The Taiwan Strait is one of the world’s busiest waterways and the main passage for cargo moving between Southeast Asia and Japan, South Korea and Northern China. The strait, while approximately 200 miles wide, is only navigable by modern ships through a stretch of some 15 miles. China claims it has sovereignty and jurisdiction over the strait, while Taiwan, the US and other countries consider the strait to be international waters.
Recently, China sent patrol boats to the Taiwan Strait where Chinese authorities have said the vessels might conduct inspections of ships in transit. While no inspections have occurred, should this change, inspections could, in effect, become, a blockade of this important marine artery.
We have previously discussed the importance of maintaining freedom of the seas and sea power. See blogs of May 13, 2013, “Freedom of the Seas“, and September 22, 2021, “Sea Power“.
Investors should be aware of the potential for increases in costs and disruptions in the supply chain if navigation through critical arteries, such as Taiwan Strait and Malacca Strait are disrupted. However, the potential for disruption may exceed the actual event. On the positive side, even though China may want to reinforce its views relating to territorial waters, its economy is dependent on international trade.

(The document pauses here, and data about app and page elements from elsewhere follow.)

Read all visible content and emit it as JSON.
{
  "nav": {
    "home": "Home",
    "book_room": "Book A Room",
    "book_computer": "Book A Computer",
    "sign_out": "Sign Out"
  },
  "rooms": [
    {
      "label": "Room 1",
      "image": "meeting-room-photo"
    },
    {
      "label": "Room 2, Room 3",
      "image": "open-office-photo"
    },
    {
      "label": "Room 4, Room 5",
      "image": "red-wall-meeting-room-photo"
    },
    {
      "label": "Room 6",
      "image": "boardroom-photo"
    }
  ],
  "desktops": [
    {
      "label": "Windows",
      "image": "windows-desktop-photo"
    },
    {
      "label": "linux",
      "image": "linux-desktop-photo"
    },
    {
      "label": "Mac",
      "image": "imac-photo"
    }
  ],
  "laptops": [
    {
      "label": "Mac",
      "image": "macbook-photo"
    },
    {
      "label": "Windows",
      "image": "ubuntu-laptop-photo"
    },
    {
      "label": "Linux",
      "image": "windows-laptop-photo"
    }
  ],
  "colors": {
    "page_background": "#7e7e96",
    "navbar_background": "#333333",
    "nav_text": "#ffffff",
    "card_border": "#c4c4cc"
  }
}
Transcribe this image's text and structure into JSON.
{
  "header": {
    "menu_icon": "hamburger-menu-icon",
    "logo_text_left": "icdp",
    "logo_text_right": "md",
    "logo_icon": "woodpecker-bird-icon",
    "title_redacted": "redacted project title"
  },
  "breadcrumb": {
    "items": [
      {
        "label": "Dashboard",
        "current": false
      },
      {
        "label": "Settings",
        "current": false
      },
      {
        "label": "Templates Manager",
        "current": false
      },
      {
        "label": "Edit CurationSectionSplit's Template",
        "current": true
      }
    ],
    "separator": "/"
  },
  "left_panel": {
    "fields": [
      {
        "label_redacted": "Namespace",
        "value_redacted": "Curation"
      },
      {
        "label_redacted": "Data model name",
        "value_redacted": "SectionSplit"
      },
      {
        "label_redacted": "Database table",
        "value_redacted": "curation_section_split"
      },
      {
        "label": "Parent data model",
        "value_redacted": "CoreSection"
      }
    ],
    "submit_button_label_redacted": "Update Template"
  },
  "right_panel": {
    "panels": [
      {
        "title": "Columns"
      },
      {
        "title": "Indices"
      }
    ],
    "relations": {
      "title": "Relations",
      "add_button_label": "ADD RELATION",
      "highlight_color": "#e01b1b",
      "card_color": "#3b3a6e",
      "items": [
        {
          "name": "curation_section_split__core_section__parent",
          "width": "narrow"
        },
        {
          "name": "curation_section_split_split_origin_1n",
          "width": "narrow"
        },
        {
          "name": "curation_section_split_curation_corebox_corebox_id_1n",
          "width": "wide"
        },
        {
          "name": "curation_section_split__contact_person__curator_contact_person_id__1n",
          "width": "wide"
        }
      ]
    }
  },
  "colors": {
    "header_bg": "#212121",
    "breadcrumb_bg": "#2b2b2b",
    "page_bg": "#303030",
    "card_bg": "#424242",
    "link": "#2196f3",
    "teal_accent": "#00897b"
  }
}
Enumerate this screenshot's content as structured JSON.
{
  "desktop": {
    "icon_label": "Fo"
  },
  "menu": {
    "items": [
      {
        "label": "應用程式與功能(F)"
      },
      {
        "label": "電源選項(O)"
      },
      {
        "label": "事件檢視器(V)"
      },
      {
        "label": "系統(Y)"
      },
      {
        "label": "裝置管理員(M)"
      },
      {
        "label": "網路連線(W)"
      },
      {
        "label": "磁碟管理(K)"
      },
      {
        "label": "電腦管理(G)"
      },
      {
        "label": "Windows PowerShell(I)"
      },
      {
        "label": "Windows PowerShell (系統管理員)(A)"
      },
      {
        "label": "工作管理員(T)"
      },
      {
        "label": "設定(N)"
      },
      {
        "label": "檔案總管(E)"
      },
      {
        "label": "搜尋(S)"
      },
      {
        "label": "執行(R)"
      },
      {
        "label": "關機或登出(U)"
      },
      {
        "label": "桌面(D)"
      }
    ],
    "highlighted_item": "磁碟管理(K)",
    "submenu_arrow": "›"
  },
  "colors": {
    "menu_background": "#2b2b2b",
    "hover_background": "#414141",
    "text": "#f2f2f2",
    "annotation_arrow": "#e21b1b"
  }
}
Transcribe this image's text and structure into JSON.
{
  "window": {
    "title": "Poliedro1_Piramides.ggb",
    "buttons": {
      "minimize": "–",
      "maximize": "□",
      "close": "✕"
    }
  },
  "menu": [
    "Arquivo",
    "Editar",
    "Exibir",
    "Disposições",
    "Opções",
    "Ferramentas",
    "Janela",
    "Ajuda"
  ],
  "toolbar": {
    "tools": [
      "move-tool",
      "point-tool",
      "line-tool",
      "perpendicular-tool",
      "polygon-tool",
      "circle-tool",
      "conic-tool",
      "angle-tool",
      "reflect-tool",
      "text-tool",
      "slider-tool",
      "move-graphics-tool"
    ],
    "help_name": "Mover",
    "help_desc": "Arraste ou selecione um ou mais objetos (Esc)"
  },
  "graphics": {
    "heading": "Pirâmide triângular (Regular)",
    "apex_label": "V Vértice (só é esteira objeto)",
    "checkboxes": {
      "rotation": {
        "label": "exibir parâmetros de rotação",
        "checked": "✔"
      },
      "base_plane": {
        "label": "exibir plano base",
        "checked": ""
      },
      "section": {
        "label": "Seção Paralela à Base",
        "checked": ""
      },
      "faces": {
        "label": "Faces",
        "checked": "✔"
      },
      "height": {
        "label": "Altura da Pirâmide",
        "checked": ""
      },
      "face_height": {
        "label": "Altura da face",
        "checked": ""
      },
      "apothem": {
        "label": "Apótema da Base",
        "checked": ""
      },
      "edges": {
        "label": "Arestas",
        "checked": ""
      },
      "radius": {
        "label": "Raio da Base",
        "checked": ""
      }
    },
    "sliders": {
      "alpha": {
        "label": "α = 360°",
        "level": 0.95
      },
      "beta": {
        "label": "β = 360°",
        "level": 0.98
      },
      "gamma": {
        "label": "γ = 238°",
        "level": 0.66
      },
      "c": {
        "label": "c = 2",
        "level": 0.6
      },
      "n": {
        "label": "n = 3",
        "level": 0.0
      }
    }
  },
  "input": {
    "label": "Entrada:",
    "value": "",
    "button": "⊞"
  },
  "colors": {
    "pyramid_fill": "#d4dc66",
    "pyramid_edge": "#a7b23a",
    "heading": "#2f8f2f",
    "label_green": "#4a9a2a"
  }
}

All comments and suggestions are welcome.
Walter J. Kirchberger, CFA